Running doesn’t just improve your health and tone up your body. Did you know it’s good for your mental health, too? Here are seven quality mental health benefits that regular running can provide:
1. Busting Stress And Getting Happy
Going for a run is a terrific idea if you’re coming off a stressful, challenging day at work. Every sort of aerobic exercise is good for counteracting the unwanted hormones produced by extended periods of stress. (Cortisol is the most famous – but certainly not the only – stress hormone.) Exercise balances out those stress hormones by producing their positive counterparts, endorphins. Endorphin production is vital for mental health; these hormones are effectively all-natural antidepressants that elevate your mood. Endorphins are responsible for the celebrated “runner’s high” that brings peace and contentment to long runs.
2. Encouraging Socializing
Running motivates us to get out into the world, and this is a process that can easily accommodate collaboration with friends, family members, and coworkers. Running is an excellent way to bond with others who share your interest in fitness. You can even turn your passion for running into an engine driving you toward new relationships by joining a group run to meet new people. Keep an eye out for these events in the spring in particular.
3. Stabilizing Sleep Cycles
Running does use up your energy, but it does it in the healthiest possible way. Unlike more stressful pursuits, running tires you out without producing an accompanying feeling of exhaustion in your mind. The low energy levels and need for rest you experience after a good run will decrease the likelihood of insomnia and encourage your body to seek a healthy sleep cycle. Tiring yourself out with running can boost the quality of your sleep as well as make its schedule more regular. A healthy sleep schedule plays a huge role in maintaining a positive mood!

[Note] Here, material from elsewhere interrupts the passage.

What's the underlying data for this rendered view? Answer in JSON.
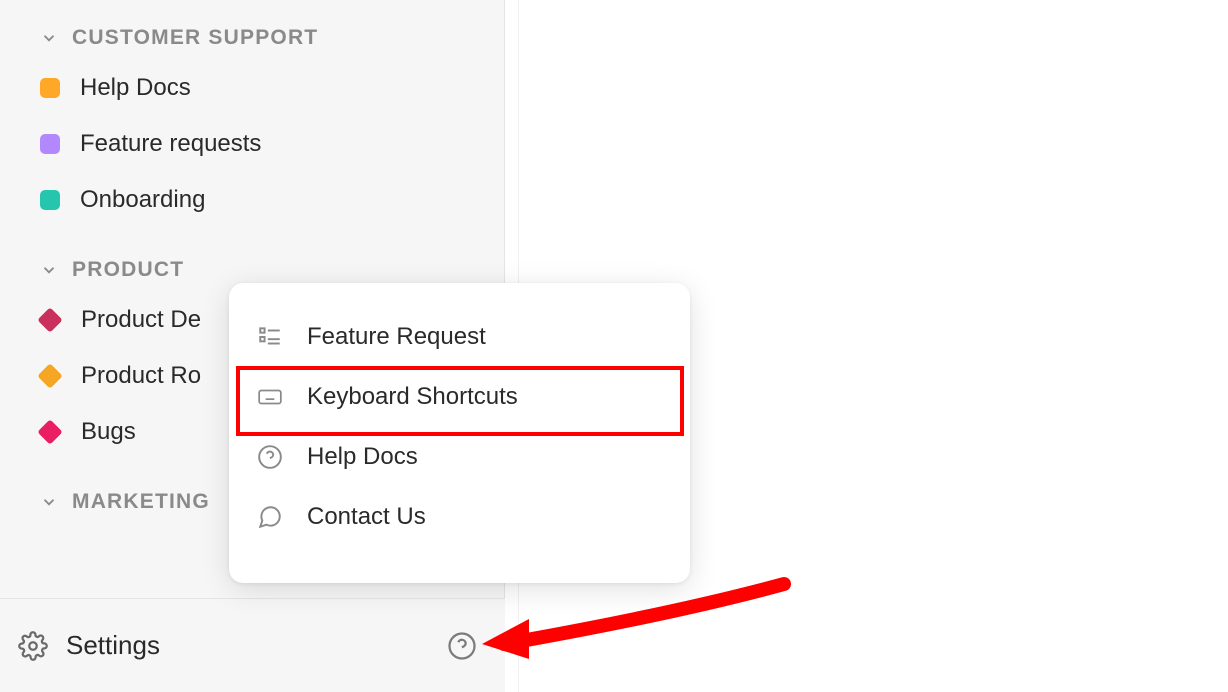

4. Boosting Energy Levels
Although we were just talking about the way running burns up energy, it also provides you with more. A contradiction? Not at all! Running regularly encourages your body to adapt to a more high-energy status quo. Building a consistent fitness schedule that includes at least three aerobic exercise sessions each week can actually eliminate chronic fatigue and lethargy. Aerobic exercise boosts your overall energy levels by encouraging better blood flow throughout your body, including your brain. This effect becomes a round-the-clock boost that provides better energy and motivation all the time, not just when you hit the track.
5. Improving Self-Esteem

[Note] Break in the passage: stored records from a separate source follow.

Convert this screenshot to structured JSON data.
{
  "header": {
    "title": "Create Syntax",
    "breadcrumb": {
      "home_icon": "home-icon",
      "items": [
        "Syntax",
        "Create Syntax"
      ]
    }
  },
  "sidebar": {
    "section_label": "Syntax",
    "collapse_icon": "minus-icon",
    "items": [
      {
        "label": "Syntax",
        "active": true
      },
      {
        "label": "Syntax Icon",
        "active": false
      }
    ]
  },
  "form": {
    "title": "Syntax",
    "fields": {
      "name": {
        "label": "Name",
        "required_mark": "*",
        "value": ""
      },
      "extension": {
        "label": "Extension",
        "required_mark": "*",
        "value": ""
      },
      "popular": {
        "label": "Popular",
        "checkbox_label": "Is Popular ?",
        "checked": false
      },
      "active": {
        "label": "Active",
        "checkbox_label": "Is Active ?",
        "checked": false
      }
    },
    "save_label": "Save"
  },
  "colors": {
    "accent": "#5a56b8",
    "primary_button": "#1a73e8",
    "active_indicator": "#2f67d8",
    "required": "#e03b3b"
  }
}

Setting aside the issue of running socially discussed above, running is a great solitary pursuit. Every time you run, you’re challenging yourself to accomplish a worthy goal. By reaching goals and then setting new ones, you’re training yourself to follow through on good intentions and achieve meaningful successes according to these professionals in mental health. Turning your running into a series of challenging goals and slowly but surely meeting them is a terrific confidence booster. As long as you remain committed, running can teach you a host of positive mental lessons.
6. Preserving Youthful Mental Abilities

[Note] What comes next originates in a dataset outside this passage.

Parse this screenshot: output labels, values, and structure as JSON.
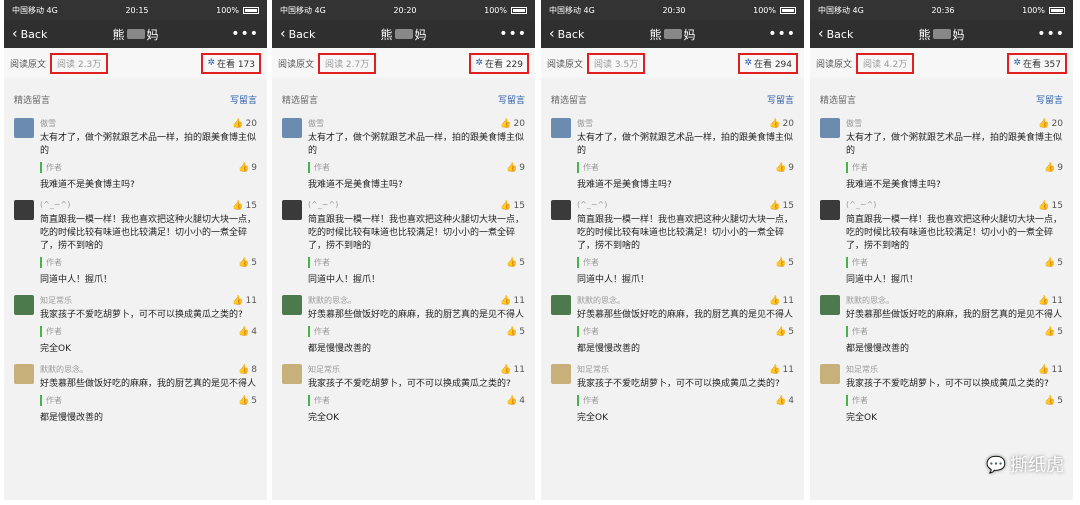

Running has tremendous short-term benefits in both the physical and mental realms, but its long-term effects improve your mind, too. Research shows that regular running maintains and preserves the health of your brain and nervous system. That translates into fewer problems with diminishing mental abilities as you grow older. Older adults who remain committed to running also have happier, healthier moods when compared to their more sedentary peers.
7. Encouraging More Outdoor Living
Even without aerobic exercise, spending time out in the natural world is good for your mental health. Running combines the benefits of exercise with the proven mood-boosting effect of getting outdoors. The positive effects of getting outside aren’t necessarily mysterious; simply soaking up the vitamin D produced by natural sunlight is a clinically-proven way to reduce your vulnerability to the symptoms of depression.